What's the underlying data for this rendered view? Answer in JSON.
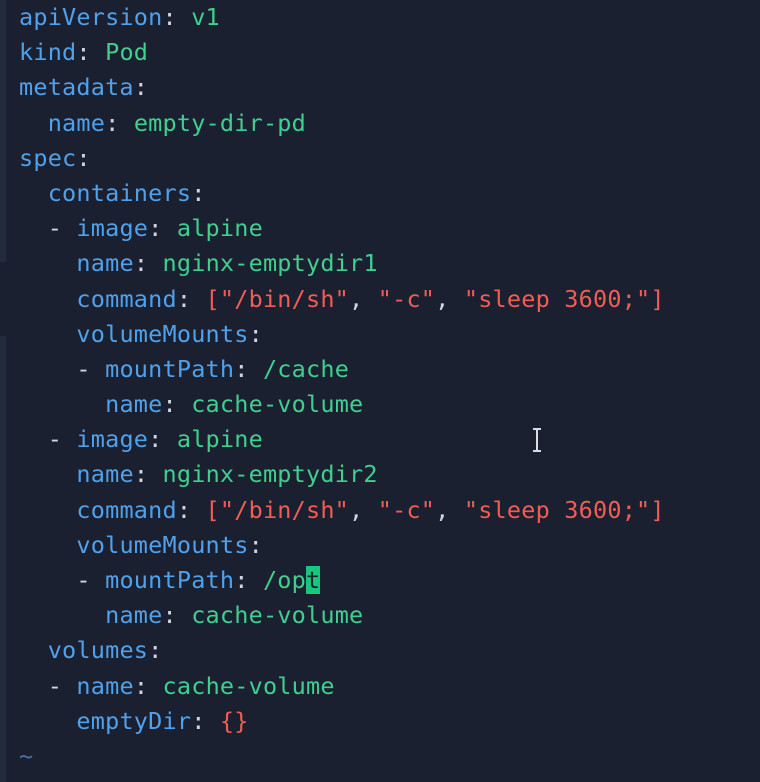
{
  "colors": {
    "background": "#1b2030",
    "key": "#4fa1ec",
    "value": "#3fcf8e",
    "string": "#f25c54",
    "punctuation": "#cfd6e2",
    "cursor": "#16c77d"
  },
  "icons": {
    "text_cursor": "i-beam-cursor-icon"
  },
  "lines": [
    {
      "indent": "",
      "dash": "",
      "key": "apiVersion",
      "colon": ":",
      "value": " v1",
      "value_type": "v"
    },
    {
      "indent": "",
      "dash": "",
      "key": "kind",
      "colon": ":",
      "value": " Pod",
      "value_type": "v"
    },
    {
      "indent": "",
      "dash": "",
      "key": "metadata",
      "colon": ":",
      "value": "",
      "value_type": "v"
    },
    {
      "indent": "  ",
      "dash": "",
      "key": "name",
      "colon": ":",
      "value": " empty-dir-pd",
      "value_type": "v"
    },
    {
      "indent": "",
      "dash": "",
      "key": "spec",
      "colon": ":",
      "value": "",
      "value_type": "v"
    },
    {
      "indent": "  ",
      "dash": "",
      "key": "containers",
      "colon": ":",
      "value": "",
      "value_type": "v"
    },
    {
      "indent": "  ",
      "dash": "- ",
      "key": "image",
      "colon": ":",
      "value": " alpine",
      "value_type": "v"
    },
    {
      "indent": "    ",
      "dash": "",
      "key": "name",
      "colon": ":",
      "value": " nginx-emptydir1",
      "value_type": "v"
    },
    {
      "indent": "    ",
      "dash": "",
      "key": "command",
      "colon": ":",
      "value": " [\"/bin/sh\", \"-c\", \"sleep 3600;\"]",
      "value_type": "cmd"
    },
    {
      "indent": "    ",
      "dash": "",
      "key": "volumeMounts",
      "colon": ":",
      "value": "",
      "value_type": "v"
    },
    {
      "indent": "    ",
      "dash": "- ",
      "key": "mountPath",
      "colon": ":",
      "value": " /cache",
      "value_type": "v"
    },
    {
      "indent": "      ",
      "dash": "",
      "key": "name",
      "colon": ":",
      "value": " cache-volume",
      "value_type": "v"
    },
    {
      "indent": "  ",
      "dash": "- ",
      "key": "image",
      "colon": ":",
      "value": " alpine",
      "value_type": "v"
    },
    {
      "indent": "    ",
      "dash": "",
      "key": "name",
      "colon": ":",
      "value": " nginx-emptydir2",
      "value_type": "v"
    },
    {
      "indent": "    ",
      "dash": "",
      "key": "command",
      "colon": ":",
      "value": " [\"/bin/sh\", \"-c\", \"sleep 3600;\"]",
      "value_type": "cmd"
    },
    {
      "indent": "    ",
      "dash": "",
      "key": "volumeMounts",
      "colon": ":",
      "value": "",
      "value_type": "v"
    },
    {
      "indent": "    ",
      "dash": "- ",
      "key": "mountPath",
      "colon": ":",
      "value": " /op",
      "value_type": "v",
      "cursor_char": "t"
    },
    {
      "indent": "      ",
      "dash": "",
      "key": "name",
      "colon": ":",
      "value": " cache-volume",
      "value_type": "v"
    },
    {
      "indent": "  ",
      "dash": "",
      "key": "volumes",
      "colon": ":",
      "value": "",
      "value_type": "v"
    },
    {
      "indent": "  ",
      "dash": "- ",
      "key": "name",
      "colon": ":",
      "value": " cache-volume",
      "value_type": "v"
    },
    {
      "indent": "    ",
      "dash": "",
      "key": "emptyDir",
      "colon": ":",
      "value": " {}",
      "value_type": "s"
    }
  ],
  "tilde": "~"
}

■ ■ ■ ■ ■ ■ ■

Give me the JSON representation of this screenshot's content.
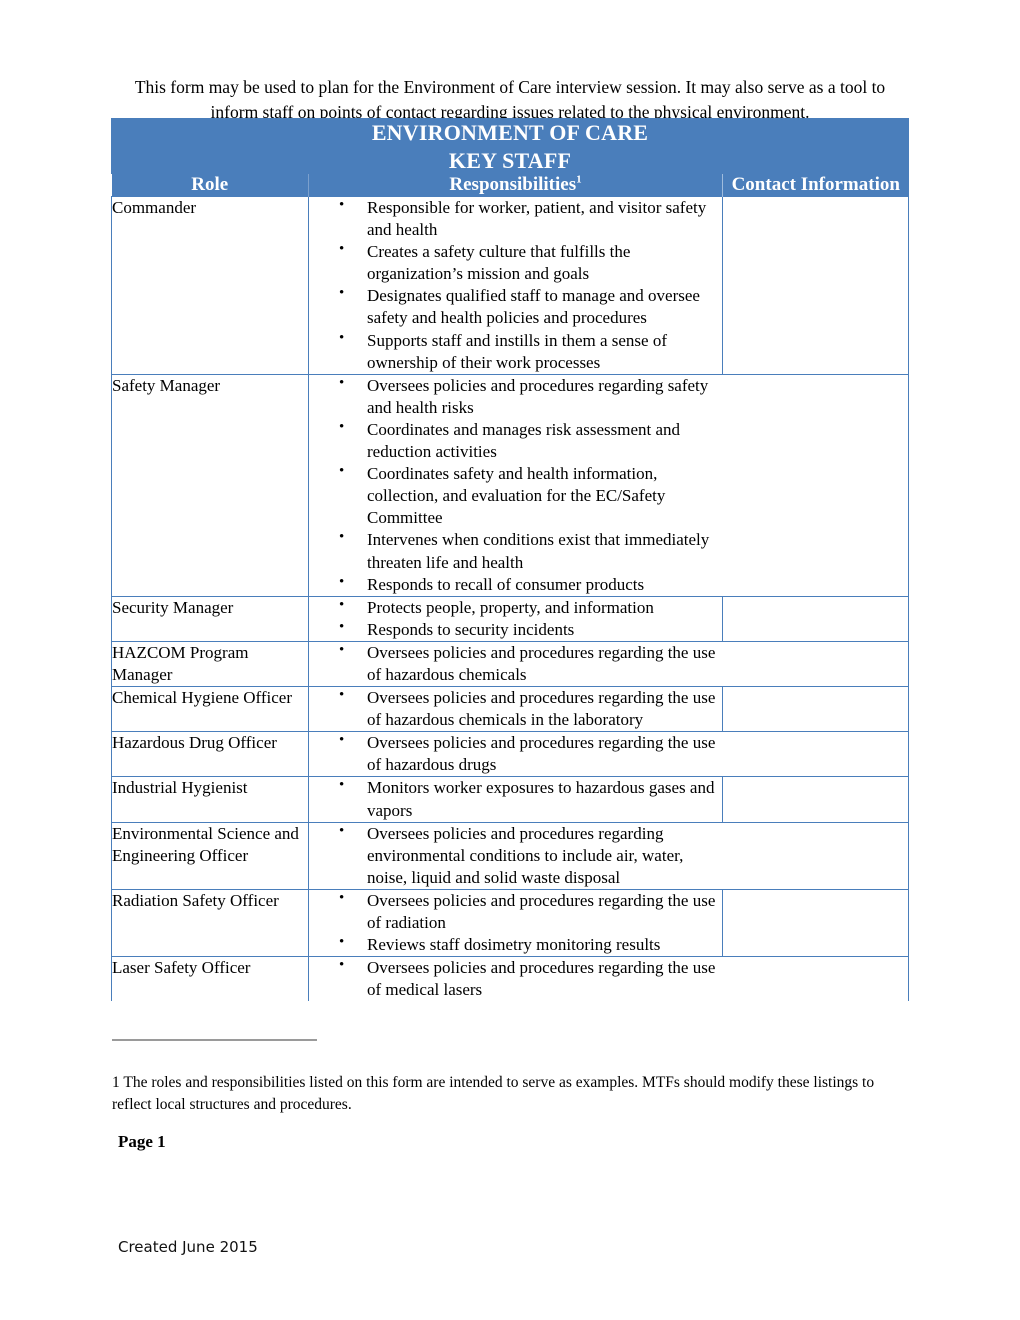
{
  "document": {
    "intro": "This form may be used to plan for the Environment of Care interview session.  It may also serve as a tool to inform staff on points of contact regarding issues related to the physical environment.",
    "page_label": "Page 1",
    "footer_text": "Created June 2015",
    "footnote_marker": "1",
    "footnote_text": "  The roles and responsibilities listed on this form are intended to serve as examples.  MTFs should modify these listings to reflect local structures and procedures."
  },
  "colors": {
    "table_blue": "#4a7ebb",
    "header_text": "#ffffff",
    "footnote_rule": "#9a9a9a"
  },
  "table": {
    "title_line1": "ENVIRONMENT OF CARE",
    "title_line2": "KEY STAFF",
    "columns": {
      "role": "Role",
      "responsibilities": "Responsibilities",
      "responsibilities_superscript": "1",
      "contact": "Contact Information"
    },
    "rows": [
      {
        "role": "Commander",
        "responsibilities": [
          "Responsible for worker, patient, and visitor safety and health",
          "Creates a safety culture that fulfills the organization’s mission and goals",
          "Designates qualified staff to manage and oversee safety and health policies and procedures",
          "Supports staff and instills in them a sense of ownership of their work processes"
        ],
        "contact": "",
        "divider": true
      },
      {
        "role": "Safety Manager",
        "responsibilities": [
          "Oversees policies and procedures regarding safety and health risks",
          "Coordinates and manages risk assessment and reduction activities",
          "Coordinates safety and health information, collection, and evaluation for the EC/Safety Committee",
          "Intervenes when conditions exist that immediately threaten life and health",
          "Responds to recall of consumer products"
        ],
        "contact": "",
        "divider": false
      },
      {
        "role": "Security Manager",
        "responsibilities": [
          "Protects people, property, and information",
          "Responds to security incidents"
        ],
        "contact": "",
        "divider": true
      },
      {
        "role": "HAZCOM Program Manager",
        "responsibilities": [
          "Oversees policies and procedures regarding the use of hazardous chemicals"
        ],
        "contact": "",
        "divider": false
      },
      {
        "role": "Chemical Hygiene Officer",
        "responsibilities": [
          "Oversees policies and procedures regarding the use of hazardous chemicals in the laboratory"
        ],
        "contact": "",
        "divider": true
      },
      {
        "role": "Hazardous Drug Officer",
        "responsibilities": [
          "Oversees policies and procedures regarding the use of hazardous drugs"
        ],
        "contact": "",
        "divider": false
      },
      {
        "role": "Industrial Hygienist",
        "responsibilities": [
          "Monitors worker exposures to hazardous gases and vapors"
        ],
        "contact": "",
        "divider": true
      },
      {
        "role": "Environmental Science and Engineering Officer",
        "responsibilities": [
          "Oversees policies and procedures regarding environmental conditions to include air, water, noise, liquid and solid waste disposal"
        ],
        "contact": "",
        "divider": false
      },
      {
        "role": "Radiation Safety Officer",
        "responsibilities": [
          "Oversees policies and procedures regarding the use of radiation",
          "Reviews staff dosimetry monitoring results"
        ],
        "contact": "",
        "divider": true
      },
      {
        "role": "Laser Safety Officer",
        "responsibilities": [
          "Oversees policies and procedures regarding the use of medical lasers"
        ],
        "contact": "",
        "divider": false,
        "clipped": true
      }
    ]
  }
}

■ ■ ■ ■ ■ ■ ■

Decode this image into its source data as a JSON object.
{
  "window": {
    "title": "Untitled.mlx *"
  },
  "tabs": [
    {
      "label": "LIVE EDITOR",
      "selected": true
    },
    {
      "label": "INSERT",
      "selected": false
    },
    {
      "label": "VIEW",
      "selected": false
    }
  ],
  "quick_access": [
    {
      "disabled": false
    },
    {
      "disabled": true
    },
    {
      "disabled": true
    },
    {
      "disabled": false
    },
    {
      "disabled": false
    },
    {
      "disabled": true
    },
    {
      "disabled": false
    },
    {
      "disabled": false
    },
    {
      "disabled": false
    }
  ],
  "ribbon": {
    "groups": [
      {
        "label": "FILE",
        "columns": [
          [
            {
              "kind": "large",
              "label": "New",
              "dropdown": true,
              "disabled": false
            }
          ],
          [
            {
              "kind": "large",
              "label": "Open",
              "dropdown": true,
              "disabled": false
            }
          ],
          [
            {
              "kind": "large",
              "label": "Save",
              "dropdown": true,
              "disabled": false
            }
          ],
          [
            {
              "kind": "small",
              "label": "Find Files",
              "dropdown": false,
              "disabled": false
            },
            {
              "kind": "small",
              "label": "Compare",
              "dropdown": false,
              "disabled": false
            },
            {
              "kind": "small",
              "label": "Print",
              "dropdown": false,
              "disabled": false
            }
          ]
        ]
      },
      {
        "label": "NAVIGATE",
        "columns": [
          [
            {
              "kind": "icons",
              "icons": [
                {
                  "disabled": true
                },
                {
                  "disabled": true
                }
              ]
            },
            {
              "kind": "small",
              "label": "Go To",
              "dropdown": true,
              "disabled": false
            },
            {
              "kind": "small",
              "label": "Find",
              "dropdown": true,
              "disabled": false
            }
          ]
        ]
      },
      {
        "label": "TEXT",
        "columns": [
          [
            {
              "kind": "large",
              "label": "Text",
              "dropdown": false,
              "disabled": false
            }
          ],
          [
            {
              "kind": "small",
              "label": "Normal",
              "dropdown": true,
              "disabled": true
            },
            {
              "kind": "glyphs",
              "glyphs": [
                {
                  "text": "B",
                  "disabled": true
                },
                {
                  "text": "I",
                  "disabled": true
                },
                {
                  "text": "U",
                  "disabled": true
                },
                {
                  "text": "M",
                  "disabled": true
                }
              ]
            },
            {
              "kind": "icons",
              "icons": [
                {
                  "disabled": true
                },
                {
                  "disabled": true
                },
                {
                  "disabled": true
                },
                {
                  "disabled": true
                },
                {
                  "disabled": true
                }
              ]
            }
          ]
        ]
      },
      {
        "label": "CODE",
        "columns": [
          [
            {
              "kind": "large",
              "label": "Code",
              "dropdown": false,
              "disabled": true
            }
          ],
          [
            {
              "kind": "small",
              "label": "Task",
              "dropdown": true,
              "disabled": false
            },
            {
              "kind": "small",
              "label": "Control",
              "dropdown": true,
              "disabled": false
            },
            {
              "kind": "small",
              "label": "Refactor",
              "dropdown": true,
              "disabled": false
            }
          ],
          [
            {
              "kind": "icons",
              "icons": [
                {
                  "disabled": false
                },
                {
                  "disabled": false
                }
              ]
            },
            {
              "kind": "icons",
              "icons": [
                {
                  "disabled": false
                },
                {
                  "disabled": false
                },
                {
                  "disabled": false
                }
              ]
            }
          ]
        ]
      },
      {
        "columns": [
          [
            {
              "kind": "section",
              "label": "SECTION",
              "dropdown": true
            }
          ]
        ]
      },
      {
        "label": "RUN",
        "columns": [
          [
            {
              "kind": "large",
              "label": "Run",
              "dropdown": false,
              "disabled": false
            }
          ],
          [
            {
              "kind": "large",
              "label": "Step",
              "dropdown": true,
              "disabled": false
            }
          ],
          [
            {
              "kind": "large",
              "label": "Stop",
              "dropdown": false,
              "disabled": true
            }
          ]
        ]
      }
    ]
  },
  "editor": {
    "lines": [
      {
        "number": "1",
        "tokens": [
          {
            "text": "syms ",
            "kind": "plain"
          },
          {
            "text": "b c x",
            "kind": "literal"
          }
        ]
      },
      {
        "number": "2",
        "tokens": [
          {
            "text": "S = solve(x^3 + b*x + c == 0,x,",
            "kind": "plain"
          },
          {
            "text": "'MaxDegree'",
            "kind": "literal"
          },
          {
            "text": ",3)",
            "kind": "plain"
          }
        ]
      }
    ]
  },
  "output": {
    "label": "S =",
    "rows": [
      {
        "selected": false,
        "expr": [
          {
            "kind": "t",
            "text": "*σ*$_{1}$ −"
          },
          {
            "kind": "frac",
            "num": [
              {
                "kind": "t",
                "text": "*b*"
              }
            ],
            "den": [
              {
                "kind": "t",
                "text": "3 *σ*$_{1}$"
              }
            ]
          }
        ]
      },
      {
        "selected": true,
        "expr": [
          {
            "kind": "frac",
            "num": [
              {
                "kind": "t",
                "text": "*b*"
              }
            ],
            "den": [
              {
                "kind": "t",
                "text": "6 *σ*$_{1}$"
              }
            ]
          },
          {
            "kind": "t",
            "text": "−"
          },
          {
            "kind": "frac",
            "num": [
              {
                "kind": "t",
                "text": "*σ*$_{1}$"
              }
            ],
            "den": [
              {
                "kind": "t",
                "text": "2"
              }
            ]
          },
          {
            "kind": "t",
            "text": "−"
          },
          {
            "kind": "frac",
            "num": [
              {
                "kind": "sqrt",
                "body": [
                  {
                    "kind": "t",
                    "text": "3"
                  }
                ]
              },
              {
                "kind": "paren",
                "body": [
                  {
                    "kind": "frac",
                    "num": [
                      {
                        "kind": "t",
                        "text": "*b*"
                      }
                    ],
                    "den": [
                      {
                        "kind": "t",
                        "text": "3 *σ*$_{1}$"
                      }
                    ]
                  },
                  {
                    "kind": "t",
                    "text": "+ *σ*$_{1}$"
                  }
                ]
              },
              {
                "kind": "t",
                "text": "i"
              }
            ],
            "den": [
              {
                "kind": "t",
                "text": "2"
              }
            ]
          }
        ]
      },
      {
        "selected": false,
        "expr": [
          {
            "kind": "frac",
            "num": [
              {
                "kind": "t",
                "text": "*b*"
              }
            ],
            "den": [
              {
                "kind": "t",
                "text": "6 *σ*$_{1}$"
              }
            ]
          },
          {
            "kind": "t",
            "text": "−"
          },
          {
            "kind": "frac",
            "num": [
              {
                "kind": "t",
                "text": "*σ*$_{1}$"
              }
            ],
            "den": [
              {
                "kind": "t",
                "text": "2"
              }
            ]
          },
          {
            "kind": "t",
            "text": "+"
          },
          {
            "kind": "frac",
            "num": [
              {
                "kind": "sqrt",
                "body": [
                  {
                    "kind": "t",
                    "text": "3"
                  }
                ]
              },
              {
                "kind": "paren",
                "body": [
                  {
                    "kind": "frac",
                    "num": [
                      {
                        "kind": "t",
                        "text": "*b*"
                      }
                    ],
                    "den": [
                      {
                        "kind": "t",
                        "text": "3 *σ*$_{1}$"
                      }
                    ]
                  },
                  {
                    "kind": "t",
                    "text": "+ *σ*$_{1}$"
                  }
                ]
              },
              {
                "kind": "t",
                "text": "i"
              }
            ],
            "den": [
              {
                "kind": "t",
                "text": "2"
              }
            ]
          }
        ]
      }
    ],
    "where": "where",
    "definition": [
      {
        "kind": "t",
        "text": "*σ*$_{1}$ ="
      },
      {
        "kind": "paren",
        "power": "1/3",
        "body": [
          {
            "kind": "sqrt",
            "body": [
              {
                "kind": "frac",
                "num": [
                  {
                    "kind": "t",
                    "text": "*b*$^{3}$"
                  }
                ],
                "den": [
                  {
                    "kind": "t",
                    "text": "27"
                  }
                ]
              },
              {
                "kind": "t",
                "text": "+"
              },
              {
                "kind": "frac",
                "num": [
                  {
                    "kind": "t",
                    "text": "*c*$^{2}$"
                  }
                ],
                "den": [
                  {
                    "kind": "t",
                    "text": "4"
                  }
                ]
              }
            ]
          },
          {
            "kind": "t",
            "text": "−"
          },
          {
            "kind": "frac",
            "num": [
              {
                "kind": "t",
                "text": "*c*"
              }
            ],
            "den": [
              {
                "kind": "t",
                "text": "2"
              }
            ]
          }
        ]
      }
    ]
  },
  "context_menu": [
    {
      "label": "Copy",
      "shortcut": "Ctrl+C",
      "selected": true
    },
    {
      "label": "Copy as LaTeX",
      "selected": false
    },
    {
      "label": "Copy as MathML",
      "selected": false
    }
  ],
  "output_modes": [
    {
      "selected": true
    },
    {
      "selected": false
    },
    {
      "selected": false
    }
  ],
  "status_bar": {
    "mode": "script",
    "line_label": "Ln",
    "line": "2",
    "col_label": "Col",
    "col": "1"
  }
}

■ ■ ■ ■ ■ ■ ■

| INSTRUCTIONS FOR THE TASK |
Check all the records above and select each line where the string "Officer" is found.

| ANSWER AREA |
        "role": "Chemical Hygiene Officer",
        "role": "Hazardous Drug Officer",
        "role": "Environmental Science and Engineering Officer",
        "role": "Radiation Safety Officer",
        "role": "Laser Safety Officer",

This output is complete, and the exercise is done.